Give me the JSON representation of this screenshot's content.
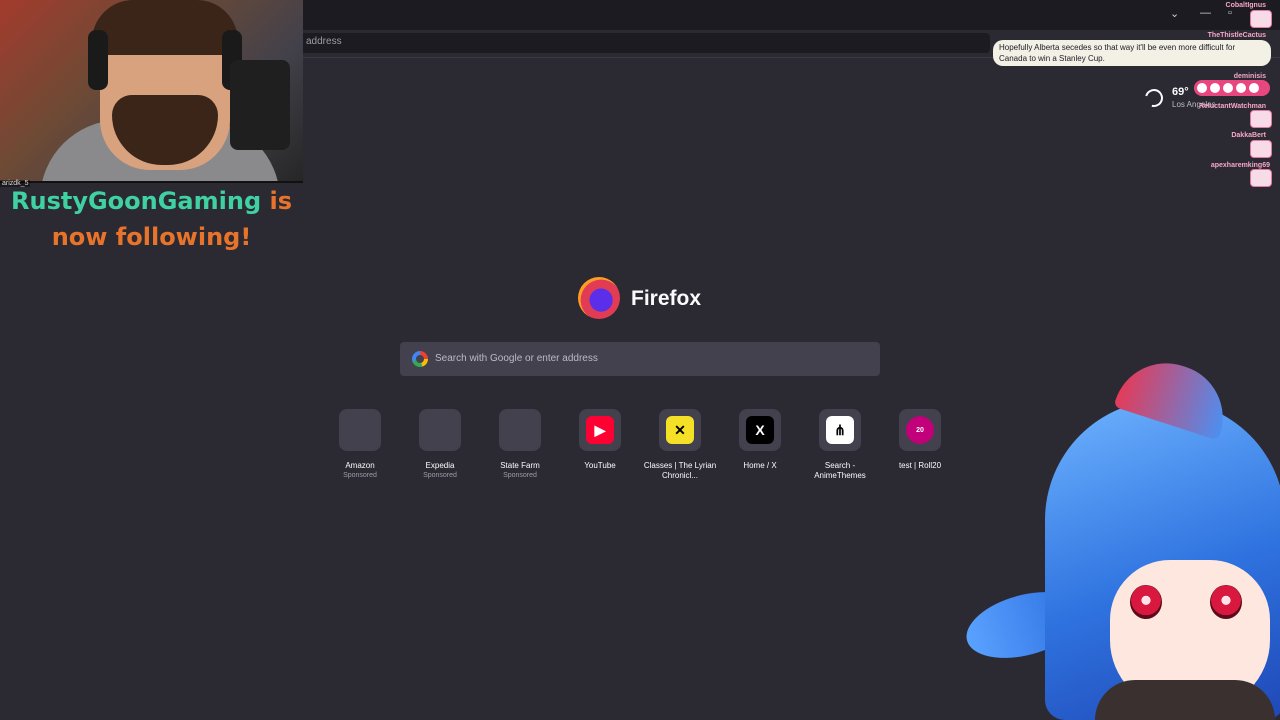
{
  "browser": {
    "url_placeholder": "address",
    "window_controls": {
      "chevron": "⌄",
      "minimize": "—",
      "maximize": "▫"
    }
  },
  "stream": {
    "webcam_label": "arizdk_5",
    "follow": {
      "name": "RustyGoonGaming",
      "word_is": "is",
      "line2": "now following!"
    }
  },
  "newtab": {
    "brand": "Firefox",
    "search_placeholder": "Search with Google or enter address",
    "top_sites": [
      {
        "label": "Amazon",
        "sub": "Sponsored",
        "icon": "blank-icon"
      },
      {
        "label": "Expedia",
        "sub": "Sponsored",
        "icon": "blank-icon"
      },
      {
        "label": "State Farm",
        "sub": "Sponsored",
        "icon": "blank-icon"
      },
      {
        "label": "YouTube",
        "sub": "",
        "icon": "youtube-icon",
        "glyph": "▶",
        "color": "#ff0033"
      },
      {
        "label": "Classes | The Lyrian Chronicl...",
        "sub": "",
        "icon": "lyrian-icon",
        "glyph": "✕",
        "color": "#f5e028"
      },
      {
        "label": "Home / X",
        "sub": "",
        "icon": "x-icon",
        "glyph": "X",
        "color": "#000000"
      },
      {
        "label": "Search - AnimeThemes",
        "sub": "",
        "icon": "animethemes-icon",
        "glyph": "⋔",
        "color": "#ffffff"
      },
      {
        "label": "test | Roll20",
        "sub": "",
        "icon": "roll20-icon",
        "glyph": "20",
        "color": "#c2007a"
      }
    ],
    "weather": {
      "temp": "69°",
      "city": "Los Angeles"
    }
  },
  "chat": {
    "message": "Hopefully Alberta secedes so that way it'll be even more difficult for Canada to win a Stanley Cup.",
    "users": [
      "CobaltIgnus",
      "TheThistleCactus",
      "deminisis",
      "ReluctantWatchman",
      "DakkaBert",
      "apexharemking69"
    ]
  }
}
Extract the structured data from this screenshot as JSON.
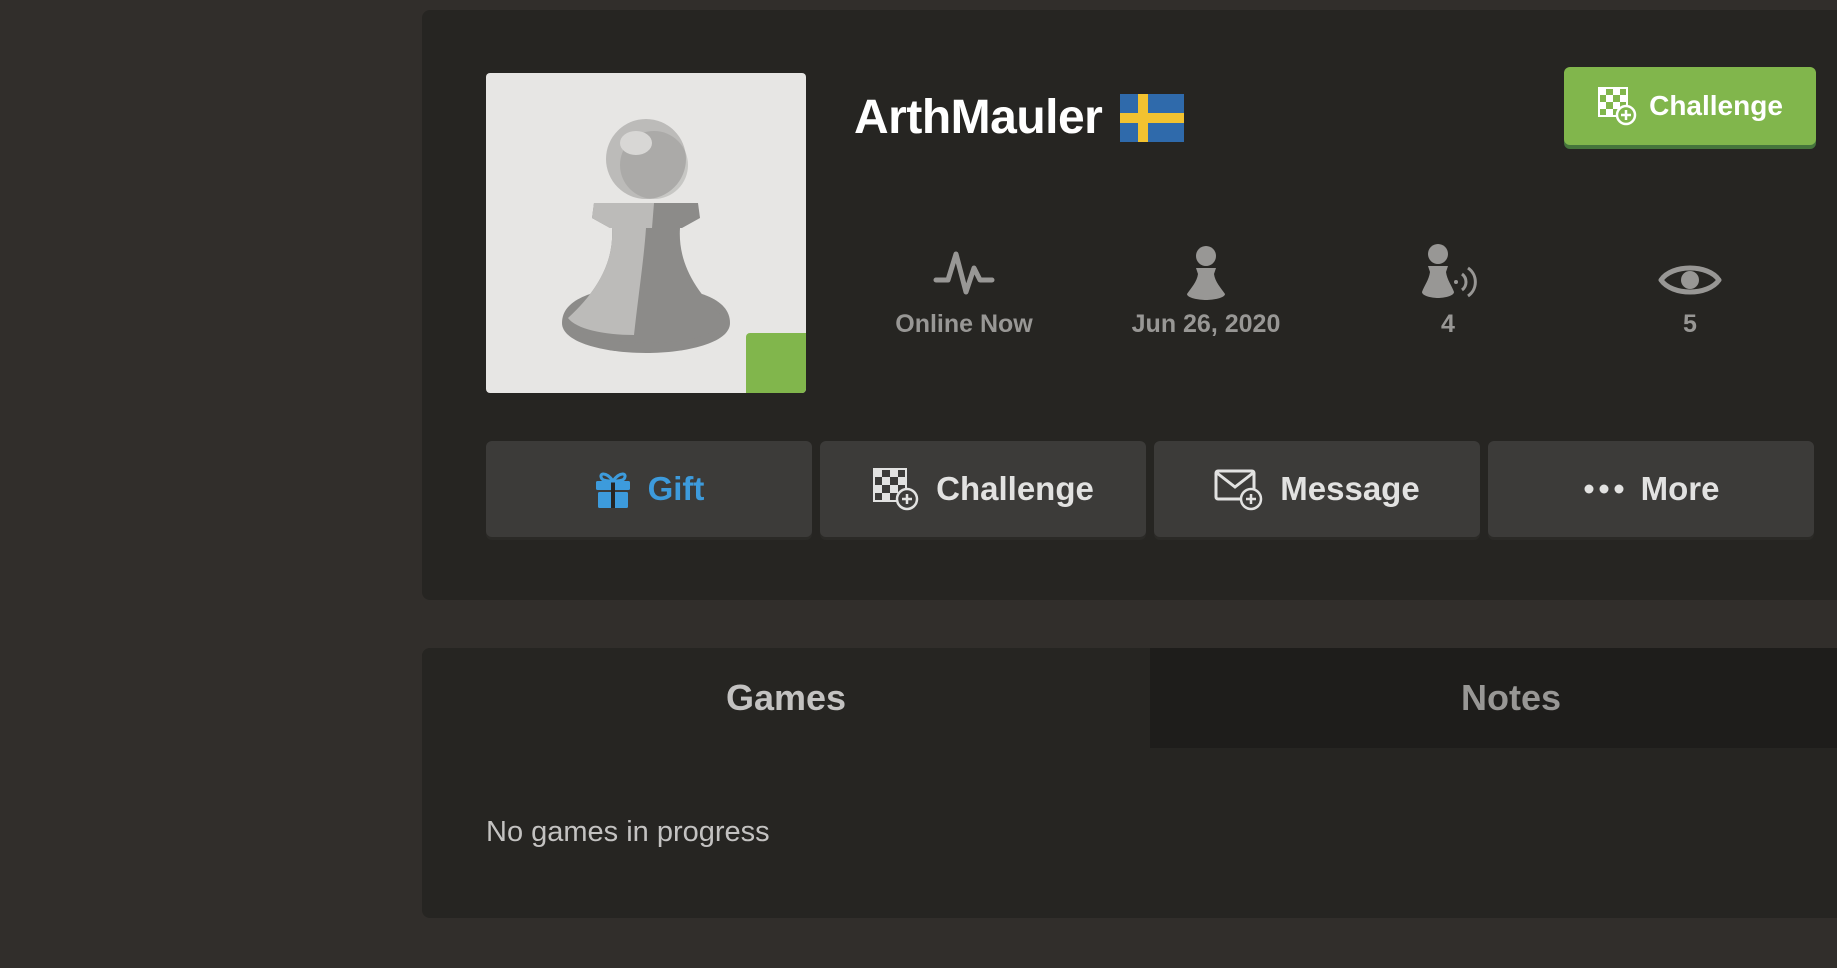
{
  "profile": {
    "username": "ArthMauler",
    "country_flag": "sweden-flag",
    "online_status_color": "#81b64c",
    "challenge_button_label": "Challenge",
    "stats": [
      {
        "icon": "activity-pulse-icon",
        "value": "Online Now"
      },
      {
        "icon": "pawn-joined-icon",
        "value": "Jun 26, 2020"
      },
      {
        "icon": "followers-icon",
        "value": "4"
      },
      {
        "icon": "eye-views-icon",
        "value": "5"
      }
    ],
    "actions": [
      {
        "icon": "gift-icon",
        "label": "Gift"
      },
      {
        "icon": "challenge-board-icon",
        "label": "Challenge"
      },
      {
        "icon": "message-icon",
        "label": "Message"
      },
      {
        "icon": "more-dots-icon",
        "label": "More"
      }
    ]
  },
  "tabs": [
    {
      "label": "Games",
      "active": true
    },
    {
      "label": "Notes",
      "active": false
    }
  ],
  "games_panel": {
    "empty_message": "No games in progress"
  },
  "colors": {
    "background": "#312e2b",
    "card": "#262522",
    "accent_green": "#81b64c",
    "gift_blue": "#3d9bdc"
  }
}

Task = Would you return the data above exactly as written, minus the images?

Response box =
Give me the JSON representation of this screenshot's content.
{
  "browser": {
    "url_placeholder": "address",
    "window_controls": {
      "chevron": "⌄",
      "minimize": "—",
      "maximize": "▫"
    }
  },
  "stream": {
    "webcam_label": "arizdk_5",
    "follow": {
      "name": "RustyGoonGaming",
      "word_is": "is",
      "line2": "now following!"
    }
  },
  "newtab": {
    "brand": "Firefox",
    "search_placeholder": "Search with Google or enter address",
    "top_sites": [
      {
        "label": "Amazon",
        "sub": "Sponsored",
        "icon": "blank-icon"
      },
      {
        "label": "Expedia",
        "sub": "Sponsored",
        "icon": "blank-icon"
      },
      {
        "label": "State Farm",
        "sub": "Sponsored",
        "icon": "blank-icon"
      },
      {
        "label": "YouTube",
        "sub": "",
        "icon": "youtube-icon",
        "glyph": "▶",
        "color": "#ff0033"
      },
      {
        "label": "Classes | The Lyrian Chronicl...",
        "sub": "",
        "icon": "lyrian-icon",
        "glyph": "✕",
        "color": "#f5e028"
      },
      {
        "label": "Home / X",
        "sub": "",
        "icon": "x-icon",
        "glyph": "X",
        "color": "#000000"
      },
      {
        "label": "Search - AnimeThemes",
        "sub": "",
        "icon": "animethemes-icon",
        "glyph": "⋔",
        "color": "#ffffff"
      },
      {
        "label": "test | Roll20",
        "sub": "",
        "icon": "roll20-icon",
        "glyph": "20",
        "color": "#c2007a"
      }
    ],
    "weather": {
      "temp": "69°",
      "city": "Los Angeles"
    }
  },
  "chat": {
    "message": "Hopefully Alberta secedes so that way it'll be even more difficult for Canada to win a Stanley Cup.",
    "users": [
      "CobaltIgnus",
      "TheThistleCactus",
      "deminisis",
      "ReluctantWatchman",
      "DakkaBert",
      "apexharemking69"
    ]
  }
}
Extract the structured data from this screenshot as JSON.
{
  "profile": {
    "username": "ArthMauler",
    "country_flag": "sweden-flag",
    "online_status_color": "#81b64c",
    "challenge_button_label": "Challenge",
    "stats": [
      {
        "icon": "activity-pulse-icon",
        "value": "Online Now"
      },
      {
        "icon": "pawn-joined-icon",
        "value": "Jun 26, 2020"
      },
      {
        "icon": "followers-icon",
        "value": "4"
      },
      {
        "icon": "eye-views-icon",
        "value": "5"
      }
    ],
    "actions": [
      {
        "icon": "gift-icon",
        "label": "Gift"
      },
      {
        "icon": "challenge-board-icon",
        "label": "Challenge"
      },
      {
        "icon": "message-icon",
        "label": "Message"
      },
      {
        "icon": "more-dots-icon",
        "label": "More"
      }
    ]
  },
  "tabs": [
    {
      "label": "Games",
      "active": true
    },
    {
      "label": "Notes",
      "active": false
    }
  ],
  "games_panel": {
    "empty_message": "No games in progress"
  },
  "colors": {
    "background": "#312e2b",
    "card": "#262522",
    "accent_green": "#81b64c",
    "gift_blue": "#3d9bdc"
  }
}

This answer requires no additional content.